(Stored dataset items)

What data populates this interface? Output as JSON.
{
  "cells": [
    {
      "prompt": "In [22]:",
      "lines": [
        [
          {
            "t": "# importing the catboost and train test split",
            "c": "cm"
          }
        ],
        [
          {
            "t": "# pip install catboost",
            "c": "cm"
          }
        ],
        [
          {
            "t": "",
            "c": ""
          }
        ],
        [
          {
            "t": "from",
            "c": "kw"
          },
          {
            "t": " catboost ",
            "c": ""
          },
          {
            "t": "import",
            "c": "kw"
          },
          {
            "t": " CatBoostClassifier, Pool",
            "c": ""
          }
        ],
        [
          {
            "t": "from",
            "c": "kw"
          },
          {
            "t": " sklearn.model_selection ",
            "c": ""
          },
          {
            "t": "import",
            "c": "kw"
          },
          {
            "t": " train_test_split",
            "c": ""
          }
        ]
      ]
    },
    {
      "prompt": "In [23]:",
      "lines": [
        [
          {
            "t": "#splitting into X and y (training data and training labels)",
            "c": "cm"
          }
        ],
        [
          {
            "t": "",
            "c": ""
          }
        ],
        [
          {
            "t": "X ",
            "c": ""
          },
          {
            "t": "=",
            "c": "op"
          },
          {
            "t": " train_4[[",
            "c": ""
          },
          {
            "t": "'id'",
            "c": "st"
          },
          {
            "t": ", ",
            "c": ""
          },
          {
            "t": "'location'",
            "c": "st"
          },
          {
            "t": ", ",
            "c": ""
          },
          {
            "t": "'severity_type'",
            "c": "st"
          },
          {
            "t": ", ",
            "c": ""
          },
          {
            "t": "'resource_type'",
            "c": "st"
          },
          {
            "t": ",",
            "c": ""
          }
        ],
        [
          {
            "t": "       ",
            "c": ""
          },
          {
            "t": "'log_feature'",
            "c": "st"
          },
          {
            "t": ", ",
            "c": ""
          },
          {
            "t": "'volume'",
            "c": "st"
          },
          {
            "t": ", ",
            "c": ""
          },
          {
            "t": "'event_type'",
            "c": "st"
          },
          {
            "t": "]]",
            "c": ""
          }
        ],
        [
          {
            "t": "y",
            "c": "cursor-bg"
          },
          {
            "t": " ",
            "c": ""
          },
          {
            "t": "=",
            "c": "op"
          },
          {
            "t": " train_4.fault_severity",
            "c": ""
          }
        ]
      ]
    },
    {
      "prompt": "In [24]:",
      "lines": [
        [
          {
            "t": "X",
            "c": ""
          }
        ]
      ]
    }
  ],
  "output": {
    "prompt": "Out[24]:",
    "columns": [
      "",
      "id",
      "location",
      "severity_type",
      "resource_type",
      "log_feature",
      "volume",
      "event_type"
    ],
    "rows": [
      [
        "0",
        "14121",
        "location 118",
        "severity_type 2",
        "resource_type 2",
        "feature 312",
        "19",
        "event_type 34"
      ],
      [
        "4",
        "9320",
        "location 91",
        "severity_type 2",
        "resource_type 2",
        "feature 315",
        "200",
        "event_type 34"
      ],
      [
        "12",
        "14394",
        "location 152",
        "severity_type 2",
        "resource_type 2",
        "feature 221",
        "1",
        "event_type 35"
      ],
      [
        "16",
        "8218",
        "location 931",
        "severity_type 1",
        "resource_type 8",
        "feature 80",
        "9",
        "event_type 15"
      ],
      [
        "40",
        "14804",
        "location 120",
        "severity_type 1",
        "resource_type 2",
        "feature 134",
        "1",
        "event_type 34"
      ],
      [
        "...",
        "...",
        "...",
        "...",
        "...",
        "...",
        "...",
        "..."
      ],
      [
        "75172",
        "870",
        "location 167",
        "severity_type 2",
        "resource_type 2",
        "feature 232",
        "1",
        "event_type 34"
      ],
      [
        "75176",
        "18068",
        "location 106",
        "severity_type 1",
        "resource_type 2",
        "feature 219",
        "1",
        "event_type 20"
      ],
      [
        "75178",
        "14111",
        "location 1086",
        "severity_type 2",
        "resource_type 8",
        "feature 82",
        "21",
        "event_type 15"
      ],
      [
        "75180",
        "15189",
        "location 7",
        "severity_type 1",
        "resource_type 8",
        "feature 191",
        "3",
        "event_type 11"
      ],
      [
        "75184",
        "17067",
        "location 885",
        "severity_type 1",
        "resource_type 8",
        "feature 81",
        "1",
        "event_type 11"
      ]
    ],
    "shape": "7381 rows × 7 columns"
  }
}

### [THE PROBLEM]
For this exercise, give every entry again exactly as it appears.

### [WRITTEN RESPONSE]
What data populates this interface? Output as JSON.
{
  "cells": [
    {
      "prompt": "In [22]:",
      "lines": [
        [
          {
            "t": "# importing the catboost and train test split",
            "c": "cm"
          }
        ],
        [
          {
            "t": "# pip install catboost",
            "c": "cm"
          }
        ],
        [
          {
            "t": "",
            "c": ""
          }
        ],
        [
          {
            "t": "from",
            "c": "kw"
          },
          {
            "t": " catboost ",
            "c": ""
          },
          {
            "t": "import",
            "c": "kw"
          },
          {
            "t": " CatBoostClassifier, Pool",
            "c": ""
          }
        ],
        [
          {
            "t": "from",
            "c": "kw"
          },
          {
            "t": " sklearn.model_selection ",
            "c": ""
          },
          {
            "t": "import",
            "c": "kw"
          },
          {
            "t": " train_test_split",
            "c": ""
          }
        ]
      ]
    },
    {
      "prompt": "In [23]:",
      "lines": [
        [
          {
            "t": "#splitting into X and y (training data and training labels)",
            "c": "cm"
          }
        ],
        [
          {
            "t": "",
            "c": ""
          }
        ],
        [
          {
            "t": "X ",
            "c": ""
          },
          {
            "t": "=",
            "c": "op"
          },
          {
            "t": " train_4[[",
            "c": ""
          },
          {
            "t": "'id'",
            "c": "st"
          },
          {
            "t": ", ",
            "c": ""
          },
          {
            "t": "'location'",
            "c": "st"
          },
          {
            "t": ", ",
            "c": ""
          },
          {
            "t": "'severity_type'",
            "c": "st"
          },
          {
            "t": ", ",
            "c": ""
          },
          {
            "t": "'resource_type'",
            "c": "st"
          },
          {
            "t": ",",
            "c": ""
          }
        ],
        [
          {
            "t": "       ",
            "c": ""
          },
          {
            "t": "'log_feature'",
            "c": "st"
          },
          {
            "t": ", ",
            "c": ""
          },
          {
            "t": "'volume'",
            "c": "st"
          },
          {
            "t": ", ",
            "c": ""
          },
          {
            "t": "'event_type'",
            "c": "st"
          },
          {
            "t": "]]",
            "c": ""
          }
        ],
        [
          {
            "t": "y",
            "c": "cursor-bg"
          },
          {
            "t": " ",
            "c": ""
          },
          {
            "t": "=",
            "c": "op"
          },
          {
            "t": " train_4.fault_severity",
            "c": ""
          }
        ]
      ]
    },
    {
      "prompt": "In [24]:",
      "lines": [
        [
          {
            "t": "X",
            "c": ""
          }
        ]
      ]
    }
  ],
  "output": {
    "prompt": "Out[24]:",
    "columns": [
      "",
      "id",
      "location",
      "severity_type",
      "resource_type",
      "log_feature",
      "volume",
      "event_type"
    ],
    "rows": [
      [
        "0",
        "14121",
        "location 118",
        "severity_type 2",
        "resource_type 2",
        "feature 312",
        "19",
        "event_type 34"
      ],
      [
        "4",
        "9320",
        "location 91",
        "severity_type 2",
        "resource_type 2",
        "feature 315",
        "200",
        "event_type 34"
      ],
      [
        "12",
        "14394",
        "location 152",
        "severity_type 2",
        "resource_type 2",
        "feature 221",
        "1",
        "event_type 35"
      ],
      [
        "16",
        "8218",
        "location 931",
        "severity_type 1",
        "resource_type 8",
        "feature 80",
        "9",
        "event_type 15"
      ],
      [
        "40",
        "14804",
        "location 120",
        "severity_type 1",
        "resource_type 2",
        "feature 134",
        "1",
        "event_type 34"
      ],
      [
        "...",
        "...",
        "...",
        "...",
        "...",
        "...",
        "...",
        "..."
      ],
      [
        "75172",
        "870",
        "location 167",
        "severity_type 2",
        "resource_type 2",
        "feature 232",
        "1",
        "event_type 34"
      ],
      [
        "75176",
        "18068",
        "location 106",
        "severity_type 1",
        "resource_type 2",
        "feature 219",
        "1",
        "event_type 20"
      ],
      [
        "75178",
        "14111",
        "location 1086",
        "severity_type 2",
        "resource_type 8",
        "feature 82",
        "21",
        "event_type 15"
      ],
      [
        "75180",
        "15189",
        "location 7",
        "severity_type 1",
        "resource_type 8",
        "feature 191",
        "3",
        "event_type 11"
      ],
      [
        "75184",
        "17067",
        "location 885",
        "severity_type 1",
        "resource_type 8",
        "feature 81",
        "1",
        "event_type 11"
      ]
    ],
    "shape": "7381 rows × 7 columns"
  }
}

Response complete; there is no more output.